Every season in Anaheim begins with the same question – who can become the winger consistent enough to play with Ryan Getzlaf and Corey Perry?
Patrick Maroon may be the answer.
The rugged left wing continued to improve in his second full season, posting nine goals, 25 assists and 34 points. Both his assist and point totals were career highs for Maroon, who also saw his penalty minutes drop from 101 in 2013-14 to 82 last season. These improvements came despite an eight-game absence with an MCL sprain early in the season.
Maroon’s ability as a passer is often overlooked. He posted 14 first assists last season at even strength, second only to Getzlaf (21). He was equally lethal on the power play, tying Hampus Lindholm for second on the team with four first assists.
With a hulking 6-2, 231-pound frame, Maroon easily bodies opponents behind the net. It’s what makes these plays possible:
It’s also a style proven to work with The Twins.

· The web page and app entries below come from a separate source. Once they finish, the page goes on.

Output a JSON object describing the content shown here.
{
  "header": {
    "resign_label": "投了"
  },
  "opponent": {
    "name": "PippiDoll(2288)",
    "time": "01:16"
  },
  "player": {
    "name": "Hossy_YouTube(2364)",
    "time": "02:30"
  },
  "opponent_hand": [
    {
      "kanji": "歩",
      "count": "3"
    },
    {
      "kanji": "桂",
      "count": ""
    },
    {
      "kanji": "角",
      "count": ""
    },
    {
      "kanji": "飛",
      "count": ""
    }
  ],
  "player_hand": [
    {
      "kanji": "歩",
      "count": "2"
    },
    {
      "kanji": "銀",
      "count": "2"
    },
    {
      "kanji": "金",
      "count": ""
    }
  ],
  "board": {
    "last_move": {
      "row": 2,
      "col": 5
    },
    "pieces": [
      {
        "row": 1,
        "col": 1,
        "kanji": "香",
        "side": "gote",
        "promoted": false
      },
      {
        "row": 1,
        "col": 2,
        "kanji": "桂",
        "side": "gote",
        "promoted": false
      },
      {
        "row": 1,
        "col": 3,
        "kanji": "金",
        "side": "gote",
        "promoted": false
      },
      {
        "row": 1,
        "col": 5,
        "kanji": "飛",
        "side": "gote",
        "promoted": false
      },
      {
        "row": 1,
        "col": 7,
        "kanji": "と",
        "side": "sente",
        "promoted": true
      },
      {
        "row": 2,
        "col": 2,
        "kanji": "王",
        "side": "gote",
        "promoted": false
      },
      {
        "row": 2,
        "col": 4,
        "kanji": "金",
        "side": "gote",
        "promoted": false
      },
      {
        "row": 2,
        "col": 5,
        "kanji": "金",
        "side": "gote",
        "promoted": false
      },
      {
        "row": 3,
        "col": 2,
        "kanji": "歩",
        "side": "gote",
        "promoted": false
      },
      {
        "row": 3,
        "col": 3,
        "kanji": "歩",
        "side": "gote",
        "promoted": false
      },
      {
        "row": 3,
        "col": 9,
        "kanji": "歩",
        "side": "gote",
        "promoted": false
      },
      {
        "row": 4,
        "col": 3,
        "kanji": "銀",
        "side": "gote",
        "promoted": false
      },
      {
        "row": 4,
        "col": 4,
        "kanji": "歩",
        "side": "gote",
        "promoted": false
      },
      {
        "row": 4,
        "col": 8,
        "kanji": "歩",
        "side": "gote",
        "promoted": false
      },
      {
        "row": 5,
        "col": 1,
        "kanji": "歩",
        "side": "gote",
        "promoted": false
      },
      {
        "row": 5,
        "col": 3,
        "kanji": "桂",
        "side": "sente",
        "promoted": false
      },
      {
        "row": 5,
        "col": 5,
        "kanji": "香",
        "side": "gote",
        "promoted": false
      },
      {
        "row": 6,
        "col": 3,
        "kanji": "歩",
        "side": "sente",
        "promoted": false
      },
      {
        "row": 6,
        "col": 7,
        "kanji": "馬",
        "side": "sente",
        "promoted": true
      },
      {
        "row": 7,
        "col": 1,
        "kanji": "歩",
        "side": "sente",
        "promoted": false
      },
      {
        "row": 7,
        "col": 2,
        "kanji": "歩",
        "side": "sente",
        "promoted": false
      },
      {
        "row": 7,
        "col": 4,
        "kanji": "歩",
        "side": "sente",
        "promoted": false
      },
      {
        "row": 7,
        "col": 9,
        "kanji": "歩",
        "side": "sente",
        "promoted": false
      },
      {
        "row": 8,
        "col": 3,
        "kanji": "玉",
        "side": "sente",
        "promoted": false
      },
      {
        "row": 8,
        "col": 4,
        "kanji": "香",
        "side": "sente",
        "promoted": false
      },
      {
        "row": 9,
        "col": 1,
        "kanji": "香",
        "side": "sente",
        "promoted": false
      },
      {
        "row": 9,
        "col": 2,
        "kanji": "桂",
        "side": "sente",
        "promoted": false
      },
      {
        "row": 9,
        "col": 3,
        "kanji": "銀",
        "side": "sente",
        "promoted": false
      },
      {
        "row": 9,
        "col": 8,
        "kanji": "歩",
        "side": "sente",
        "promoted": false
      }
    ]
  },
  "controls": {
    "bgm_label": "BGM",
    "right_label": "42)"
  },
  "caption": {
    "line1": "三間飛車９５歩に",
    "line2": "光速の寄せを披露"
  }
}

Getzlaf and Maroon combined to post a 55.4 Corsi-for percentage (the total of shots on net, blocked shots and missed shots) at just over 400 minutes of even strength. They also averaged 3.30 goals-for per 60 while limiting opponents to a sub-50 percent Corsi.
Maroon had a similar effect with Perry. In almost 290 minutes together at even strength, the two averaged almost four goals-for per 60 while posting a 53.5 Corsi-for percentage.
Apart from Maroon at even strength, both Perry and Getzlaf saw a decline in play, especially in Corsi-for percentage. The two slipped under 50 percent, with Getzlaf seeing a six-point drop.
Maroon’s physical play – and sweet hands – make him a natural fit with the top line.
“I have pretty good hands down low, below the top of the circles, and I just go to the front of the net,” he said during the 2015 Stanley Cup Playoffs. “That creates so much space for those two, me just creating havoc in front, making the goalie frustrated, and especially for their D-man, too.”
Maroon put those words on display against Calgary:
He was one of the most consistent forwards in the postseason, collecting 11 points (7g/4a) in 16 games. Maroon finished tied for third in goals and power-play points (3-1=4) and co-led the Ducks in power-play goals. He also took just three minor penalties after totaling 38 penalty minutes in the 2014 Stanley Cup Playoffs.
If he remains consistent, 'Big Rig' could end the long-term search for a top-line left wing.
“When you’ve only been in this League for a little over two years, the consistency sometimes isn’t there,” Ducks Head Coach Bruce Boudreau said during the postseason. “That’s the only thing that’s plagued him through the course of the year. When he’s on top of his game, he’s a big force of us.”
Maroon developed a knack for the “dirty goal,” and his goal in Game 2 of the First Round against the Winnipeg Jets keyed yet another Ducks comeback victory.
Anaheim trailed, 1-0, in the third period when Andrew Ladd sat for high-sticking. Cam Fowler took full advantage, driving a one-timer from the point on net. The puck hit Maroon, parked in front, and fluttered over Ondrej Pavelec’s shoulder to tie the game with 9:17 remaining in regulation.
Jakob Silfverberg secured the win, scoring the game-winning goal with 21 seconds left in regulation.